(2) Vulnerable road users impacted by passenger cars. This includes new test procedures for pedestrian safety, including virtual and experimental testing and new impactors for head impact testing. In the work done here, it has become apparent that cyclist cannot be seen as a subgroup of pedestrians.
(3) Motorcyclists. This includes the development of a reviewed standard for helmet testing, a road and misuse test standard for the deployment of active safety systems and a proposal for test procedures to evaluate road infrastructure in terms of motorcyclist safety.

MR 8: Full width frontal impact test for Europe
To assess the car's frontal impact crashworthiness, including its compatibility, an integrated set of test procedures is required. The European Enhanced Vehicle-safety Committee (EEVC) compatibility and frontal impact working group has recommended that this set of test procedures should contain both a full overlap test and an offset (partial overlap) test.
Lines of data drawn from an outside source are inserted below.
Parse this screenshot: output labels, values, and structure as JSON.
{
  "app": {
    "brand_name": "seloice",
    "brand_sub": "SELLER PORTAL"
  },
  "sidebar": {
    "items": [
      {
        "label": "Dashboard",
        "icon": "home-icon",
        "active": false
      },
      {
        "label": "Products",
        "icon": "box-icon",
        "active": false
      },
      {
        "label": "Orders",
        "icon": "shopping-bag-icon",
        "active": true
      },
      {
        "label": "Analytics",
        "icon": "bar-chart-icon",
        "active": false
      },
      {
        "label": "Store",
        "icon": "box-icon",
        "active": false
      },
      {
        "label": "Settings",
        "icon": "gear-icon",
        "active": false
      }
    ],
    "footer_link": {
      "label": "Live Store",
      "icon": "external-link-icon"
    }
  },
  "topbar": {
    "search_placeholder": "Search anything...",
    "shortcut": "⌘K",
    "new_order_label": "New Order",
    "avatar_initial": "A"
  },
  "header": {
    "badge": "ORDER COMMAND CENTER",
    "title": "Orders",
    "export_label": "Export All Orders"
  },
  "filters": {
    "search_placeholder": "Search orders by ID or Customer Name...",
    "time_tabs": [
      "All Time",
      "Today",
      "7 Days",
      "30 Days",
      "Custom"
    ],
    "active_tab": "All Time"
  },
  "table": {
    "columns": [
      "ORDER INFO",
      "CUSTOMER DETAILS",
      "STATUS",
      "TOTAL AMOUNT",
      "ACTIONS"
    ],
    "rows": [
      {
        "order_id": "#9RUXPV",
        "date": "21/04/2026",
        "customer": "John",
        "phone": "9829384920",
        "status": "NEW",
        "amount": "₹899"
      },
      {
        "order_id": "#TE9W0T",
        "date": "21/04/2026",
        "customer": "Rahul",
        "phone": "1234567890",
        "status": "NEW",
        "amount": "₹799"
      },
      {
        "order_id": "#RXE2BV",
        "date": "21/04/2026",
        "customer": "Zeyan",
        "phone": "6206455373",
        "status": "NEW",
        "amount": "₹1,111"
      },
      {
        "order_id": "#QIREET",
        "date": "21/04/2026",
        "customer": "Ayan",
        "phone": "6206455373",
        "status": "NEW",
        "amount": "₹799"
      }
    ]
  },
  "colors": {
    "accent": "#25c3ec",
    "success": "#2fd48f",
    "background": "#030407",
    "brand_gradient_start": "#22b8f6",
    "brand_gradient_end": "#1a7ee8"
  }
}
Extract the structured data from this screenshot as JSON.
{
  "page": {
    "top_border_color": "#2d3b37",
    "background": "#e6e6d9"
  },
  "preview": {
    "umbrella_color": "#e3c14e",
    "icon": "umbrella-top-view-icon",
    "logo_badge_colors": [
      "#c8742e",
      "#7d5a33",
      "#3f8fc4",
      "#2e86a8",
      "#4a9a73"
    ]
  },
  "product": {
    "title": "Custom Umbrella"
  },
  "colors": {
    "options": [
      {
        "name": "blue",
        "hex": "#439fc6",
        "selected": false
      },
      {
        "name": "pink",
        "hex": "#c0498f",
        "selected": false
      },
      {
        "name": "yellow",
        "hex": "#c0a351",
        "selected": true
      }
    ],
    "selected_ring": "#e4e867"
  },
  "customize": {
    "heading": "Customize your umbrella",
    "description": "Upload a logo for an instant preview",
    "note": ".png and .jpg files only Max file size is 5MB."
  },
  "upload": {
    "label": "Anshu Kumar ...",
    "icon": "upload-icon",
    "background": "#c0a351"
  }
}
Currently in Europe, only an offset test exists in regulation and consumer test programmes (EuroNCAP). Within APROSYS, a full overlap test protocol appropriate for be used within Europe has been developed and evaluated. The evaluation considered issues such as the effect of having a deformable element in the test compared to a rigid wall and potentional assessment of the rear seat positions.

MR 9: New side impact test methods
In 2005 the International Harmonisation of Research Activities (IHRA) side impact working group proposed a four part suite of test procedures, to form the basis of harmonisation of side impact regulation world-wide and to help advances in car occupant protection. The four parts of the proposed procedures were: a mobile deformable barrier test, an oblique car to pole side impact test, an interior headform tests and a series of side out-of-position tests. APROSYS has evaluated and developed this procedure further focus on a European perspective. One of the main achievements of the APROSYS work was the development of a new advanced European mobile deformable barrier (AE-MDB), a test including a new deformable barrier and the use of the WorldSID dummy.

MR 10: New protection systems for vulnerable road users
A large number of new protection systems for vulnerable road users have been developed within the framework of APROSYS. Examples are a safety bar add-on for trucks, active bumper strategies and pedestrian airbags on the windshield, an improved helmet design for motorcyclists and a thorax protector for motorcyclists. The commercial version of this thorax protector is planned to enter the market mid 2009. It therefore is a very good example of how international cooperation in EU projects leads to new, innovative products.

The impact of the results and the research carried out in APROSYS on the European safety problem will become visible only to a small extent before 2010. The long lead time for the introduction of safety systems normally applicable in the automotive market and the slow renewal of the vehicle fleet, makes accordingly the impact of APROSYS largely to be expected in the period after 2010. General estimates on the future effect of passive safety measures have been made in the roadmap of future automotive passive safety technology development. Estimates made by vehicle safety experts here are dependent on the collision type. The largest effects are predicted for frontal impacts namely a 50 % fatality reduction due to new passive and integrated safety measures. For frontal impacts this is due to, among others, compatibility measures and the large scale introduction of intelligent safety systems. For side impacts a fatality reduction due to passive safety measures of 40 % is predicted and for motorcycles and pedestrians, respectively 25 % and 30 % in this roadmap.

Project information

Grant agreement ID: 506503

  • Start date

    1 April 2004

  • End date

    31 March 2009

Funded under:


  • Overall budget:

    € 29 962 960

  • EU contribution

    € 18 000 000

Coordinated by: